PROBLEM DESCRIPTION: Working through the lines below, return each one that holds "create".

RECORDS TO PROCESS:

################

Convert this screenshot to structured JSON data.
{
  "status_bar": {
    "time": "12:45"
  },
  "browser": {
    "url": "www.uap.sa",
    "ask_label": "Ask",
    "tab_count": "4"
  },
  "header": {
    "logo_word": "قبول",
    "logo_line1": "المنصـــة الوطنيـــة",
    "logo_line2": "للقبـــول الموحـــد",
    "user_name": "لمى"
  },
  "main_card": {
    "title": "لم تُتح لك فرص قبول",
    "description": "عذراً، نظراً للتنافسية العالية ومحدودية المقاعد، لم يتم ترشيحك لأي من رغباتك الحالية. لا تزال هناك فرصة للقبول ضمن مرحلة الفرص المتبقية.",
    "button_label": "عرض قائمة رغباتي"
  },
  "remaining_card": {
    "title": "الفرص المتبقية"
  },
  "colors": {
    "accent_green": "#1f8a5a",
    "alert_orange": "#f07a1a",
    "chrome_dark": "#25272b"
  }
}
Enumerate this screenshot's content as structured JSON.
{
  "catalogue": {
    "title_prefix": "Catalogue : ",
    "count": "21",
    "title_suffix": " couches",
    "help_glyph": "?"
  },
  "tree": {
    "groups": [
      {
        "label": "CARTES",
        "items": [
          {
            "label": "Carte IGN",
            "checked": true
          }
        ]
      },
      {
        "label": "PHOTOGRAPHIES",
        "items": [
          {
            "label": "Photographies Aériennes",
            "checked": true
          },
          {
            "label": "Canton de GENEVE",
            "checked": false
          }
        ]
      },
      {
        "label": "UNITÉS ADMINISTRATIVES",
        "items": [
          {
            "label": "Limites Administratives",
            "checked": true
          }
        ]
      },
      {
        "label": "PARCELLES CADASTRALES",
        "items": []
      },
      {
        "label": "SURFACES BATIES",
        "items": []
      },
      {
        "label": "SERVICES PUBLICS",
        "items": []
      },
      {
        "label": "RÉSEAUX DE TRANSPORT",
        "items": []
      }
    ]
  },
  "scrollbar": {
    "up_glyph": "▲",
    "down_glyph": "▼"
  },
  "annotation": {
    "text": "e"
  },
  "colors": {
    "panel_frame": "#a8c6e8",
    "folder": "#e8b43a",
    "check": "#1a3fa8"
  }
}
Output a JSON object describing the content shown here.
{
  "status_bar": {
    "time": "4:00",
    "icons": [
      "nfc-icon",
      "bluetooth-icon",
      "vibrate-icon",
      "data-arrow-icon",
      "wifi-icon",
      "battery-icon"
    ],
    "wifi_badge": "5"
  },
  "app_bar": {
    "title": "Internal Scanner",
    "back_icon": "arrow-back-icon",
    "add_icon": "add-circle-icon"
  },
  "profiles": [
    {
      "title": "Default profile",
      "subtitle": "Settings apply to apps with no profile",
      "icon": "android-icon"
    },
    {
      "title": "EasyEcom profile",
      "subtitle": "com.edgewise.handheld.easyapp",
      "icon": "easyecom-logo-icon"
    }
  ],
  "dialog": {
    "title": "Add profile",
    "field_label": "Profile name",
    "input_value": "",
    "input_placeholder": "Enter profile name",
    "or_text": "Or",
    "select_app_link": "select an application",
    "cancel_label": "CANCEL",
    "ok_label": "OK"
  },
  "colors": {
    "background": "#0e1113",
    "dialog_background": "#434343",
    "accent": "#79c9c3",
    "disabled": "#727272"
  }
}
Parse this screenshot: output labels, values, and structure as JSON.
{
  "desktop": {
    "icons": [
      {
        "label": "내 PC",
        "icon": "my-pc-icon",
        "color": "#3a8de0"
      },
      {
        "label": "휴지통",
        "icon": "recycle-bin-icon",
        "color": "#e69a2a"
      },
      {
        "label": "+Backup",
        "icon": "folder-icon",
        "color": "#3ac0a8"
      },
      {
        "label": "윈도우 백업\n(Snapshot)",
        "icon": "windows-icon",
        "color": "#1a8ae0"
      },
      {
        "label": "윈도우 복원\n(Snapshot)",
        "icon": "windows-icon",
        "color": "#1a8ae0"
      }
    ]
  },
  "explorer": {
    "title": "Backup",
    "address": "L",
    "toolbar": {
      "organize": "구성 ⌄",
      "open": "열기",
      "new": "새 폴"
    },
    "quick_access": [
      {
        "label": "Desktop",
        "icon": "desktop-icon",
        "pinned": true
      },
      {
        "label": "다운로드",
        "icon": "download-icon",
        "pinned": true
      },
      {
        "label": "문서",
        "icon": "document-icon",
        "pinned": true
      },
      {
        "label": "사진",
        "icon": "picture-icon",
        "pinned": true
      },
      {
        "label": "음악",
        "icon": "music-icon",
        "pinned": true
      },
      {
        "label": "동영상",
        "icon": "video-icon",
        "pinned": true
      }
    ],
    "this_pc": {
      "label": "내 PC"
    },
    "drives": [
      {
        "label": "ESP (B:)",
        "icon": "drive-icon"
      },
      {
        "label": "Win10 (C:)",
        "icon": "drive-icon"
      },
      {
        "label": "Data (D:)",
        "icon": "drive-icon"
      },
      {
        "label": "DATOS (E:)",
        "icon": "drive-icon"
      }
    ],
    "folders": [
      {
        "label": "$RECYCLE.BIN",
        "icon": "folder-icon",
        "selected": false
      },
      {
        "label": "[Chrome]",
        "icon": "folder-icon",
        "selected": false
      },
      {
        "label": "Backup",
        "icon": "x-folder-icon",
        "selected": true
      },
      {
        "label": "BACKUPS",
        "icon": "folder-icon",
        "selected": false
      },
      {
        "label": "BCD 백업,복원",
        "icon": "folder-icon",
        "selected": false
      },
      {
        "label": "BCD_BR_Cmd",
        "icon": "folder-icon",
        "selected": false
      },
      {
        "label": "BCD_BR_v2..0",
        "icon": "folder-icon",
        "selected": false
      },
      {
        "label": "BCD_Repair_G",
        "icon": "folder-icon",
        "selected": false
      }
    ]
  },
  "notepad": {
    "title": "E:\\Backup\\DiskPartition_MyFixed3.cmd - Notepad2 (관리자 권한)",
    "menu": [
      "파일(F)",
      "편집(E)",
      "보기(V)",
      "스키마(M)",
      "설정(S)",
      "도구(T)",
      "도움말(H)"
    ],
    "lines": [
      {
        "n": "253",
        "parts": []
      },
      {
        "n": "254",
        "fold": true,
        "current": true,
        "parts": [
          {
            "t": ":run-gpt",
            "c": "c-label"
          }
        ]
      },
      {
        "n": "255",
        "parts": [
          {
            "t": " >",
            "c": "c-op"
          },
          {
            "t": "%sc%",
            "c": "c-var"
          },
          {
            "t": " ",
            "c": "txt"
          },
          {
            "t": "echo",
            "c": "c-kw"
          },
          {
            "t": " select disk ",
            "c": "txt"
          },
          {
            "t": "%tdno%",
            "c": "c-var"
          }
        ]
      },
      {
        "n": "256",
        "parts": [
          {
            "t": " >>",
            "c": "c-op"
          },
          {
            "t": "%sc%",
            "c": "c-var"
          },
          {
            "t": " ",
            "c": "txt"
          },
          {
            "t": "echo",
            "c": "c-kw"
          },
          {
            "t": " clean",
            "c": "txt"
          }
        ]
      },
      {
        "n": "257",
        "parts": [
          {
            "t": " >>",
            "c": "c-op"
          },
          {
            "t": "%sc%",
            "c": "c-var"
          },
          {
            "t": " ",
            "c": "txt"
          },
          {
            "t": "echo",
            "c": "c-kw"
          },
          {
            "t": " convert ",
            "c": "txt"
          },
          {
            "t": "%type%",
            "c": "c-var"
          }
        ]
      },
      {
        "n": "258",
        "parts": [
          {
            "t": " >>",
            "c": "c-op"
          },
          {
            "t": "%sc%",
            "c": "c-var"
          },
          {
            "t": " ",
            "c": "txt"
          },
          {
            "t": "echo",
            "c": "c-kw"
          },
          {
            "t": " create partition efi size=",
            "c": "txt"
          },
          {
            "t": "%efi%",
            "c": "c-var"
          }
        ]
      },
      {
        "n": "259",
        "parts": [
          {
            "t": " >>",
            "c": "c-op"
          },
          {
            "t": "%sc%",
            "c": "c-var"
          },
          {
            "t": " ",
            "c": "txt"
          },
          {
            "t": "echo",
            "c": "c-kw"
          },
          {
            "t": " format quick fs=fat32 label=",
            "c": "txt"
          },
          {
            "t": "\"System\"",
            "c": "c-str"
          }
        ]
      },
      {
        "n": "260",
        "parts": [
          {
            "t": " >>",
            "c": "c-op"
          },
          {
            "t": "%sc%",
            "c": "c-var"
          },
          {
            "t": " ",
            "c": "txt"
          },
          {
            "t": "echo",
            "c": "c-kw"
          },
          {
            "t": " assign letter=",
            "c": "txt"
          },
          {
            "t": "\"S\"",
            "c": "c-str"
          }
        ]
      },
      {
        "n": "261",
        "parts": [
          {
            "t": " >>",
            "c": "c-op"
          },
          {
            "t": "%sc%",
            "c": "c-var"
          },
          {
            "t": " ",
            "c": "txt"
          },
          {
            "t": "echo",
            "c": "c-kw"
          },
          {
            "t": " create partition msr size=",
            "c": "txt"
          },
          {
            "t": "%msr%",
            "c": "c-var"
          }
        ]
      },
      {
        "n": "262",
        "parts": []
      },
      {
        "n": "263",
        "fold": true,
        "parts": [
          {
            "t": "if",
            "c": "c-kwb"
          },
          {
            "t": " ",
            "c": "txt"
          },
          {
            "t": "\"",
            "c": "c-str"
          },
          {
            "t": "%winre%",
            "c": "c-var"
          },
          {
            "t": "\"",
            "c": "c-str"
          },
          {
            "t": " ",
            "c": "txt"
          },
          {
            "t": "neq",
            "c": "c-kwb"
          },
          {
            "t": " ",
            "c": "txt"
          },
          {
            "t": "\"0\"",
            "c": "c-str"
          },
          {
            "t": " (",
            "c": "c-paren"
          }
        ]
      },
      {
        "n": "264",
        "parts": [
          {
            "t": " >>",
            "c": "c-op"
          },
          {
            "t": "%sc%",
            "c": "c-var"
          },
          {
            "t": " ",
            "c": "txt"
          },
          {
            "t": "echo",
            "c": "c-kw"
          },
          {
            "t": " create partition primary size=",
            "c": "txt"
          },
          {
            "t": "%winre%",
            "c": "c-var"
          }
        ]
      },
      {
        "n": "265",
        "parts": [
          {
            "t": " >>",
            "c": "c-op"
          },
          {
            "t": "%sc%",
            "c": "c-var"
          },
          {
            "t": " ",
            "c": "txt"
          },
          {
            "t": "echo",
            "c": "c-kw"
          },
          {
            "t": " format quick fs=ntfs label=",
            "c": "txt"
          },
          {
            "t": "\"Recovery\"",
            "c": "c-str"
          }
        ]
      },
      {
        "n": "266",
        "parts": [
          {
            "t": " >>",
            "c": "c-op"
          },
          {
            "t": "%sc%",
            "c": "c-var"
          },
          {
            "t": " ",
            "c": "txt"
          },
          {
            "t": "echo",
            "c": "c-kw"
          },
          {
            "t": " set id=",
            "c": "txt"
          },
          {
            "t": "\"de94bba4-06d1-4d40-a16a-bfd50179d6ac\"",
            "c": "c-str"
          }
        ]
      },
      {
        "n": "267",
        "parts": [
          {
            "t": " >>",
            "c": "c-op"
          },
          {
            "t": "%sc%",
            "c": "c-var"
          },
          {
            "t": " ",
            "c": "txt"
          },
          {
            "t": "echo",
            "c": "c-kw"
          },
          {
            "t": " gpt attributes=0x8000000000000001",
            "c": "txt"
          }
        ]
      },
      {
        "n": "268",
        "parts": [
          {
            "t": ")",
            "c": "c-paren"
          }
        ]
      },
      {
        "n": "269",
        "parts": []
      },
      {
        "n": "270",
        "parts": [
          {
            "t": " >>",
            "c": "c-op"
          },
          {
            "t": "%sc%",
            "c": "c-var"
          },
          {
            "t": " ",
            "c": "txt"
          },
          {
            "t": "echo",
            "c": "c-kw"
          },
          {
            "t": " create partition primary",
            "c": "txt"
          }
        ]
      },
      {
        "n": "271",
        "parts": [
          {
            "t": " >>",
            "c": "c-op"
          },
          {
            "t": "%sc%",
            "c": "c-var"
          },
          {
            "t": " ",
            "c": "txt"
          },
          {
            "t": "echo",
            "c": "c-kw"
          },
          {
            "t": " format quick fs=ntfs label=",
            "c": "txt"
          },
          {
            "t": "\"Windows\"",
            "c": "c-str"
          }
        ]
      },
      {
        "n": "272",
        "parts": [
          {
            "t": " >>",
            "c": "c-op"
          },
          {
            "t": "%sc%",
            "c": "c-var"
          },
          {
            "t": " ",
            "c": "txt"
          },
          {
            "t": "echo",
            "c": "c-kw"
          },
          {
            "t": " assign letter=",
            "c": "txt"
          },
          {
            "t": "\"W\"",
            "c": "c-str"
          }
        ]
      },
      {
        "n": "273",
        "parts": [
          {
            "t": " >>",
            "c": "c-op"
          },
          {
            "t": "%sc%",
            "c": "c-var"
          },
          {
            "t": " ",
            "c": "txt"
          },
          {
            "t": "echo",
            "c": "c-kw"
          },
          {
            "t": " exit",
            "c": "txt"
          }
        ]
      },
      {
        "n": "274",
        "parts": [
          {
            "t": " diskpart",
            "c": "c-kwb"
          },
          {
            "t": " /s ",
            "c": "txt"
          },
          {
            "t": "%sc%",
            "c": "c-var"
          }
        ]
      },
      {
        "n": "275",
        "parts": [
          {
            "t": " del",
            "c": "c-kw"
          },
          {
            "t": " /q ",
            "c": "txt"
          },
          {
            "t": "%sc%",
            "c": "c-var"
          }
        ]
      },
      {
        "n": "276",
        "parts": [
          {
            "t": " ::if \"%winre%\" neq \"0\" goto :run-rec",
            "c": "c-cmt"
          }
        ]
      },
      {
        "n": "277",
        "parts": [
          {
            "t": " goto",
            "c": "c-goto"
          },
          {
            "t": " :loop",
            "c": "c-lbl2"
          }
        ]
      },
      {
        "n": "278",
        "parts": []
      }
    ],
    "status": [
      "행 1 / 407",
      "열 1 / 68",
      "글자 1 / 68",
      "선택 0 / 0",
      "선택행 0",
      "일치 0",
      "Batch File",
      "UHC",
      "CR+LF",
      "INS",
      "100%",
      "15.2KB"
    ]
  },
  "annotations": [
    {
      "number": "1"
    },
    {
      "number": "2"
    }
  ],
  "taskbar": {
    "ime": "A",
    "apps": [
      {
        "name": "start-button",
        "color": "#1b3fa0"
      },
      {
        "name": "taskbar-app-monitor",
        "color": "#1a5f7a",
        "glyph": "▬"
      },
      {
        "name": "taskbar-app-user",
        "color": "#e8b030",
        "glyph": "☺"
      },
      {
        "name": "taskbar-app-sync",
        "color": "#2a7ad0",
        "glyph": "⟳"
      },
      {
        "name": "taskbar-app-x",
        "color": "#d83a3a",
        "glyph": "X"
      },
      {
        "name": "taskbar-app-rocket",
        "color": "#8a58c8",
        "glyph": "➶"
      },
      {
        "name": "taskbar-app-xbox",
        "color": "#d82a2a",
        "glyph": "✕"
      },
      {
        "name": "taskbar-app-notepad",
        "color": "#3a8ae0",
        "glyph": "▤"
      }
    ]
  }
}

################

REPLY:
            "t": " create partition efi size=",
            "t": " create partition msr size=",
            "t": " create partition primary size=",
            "t": " create partition primary",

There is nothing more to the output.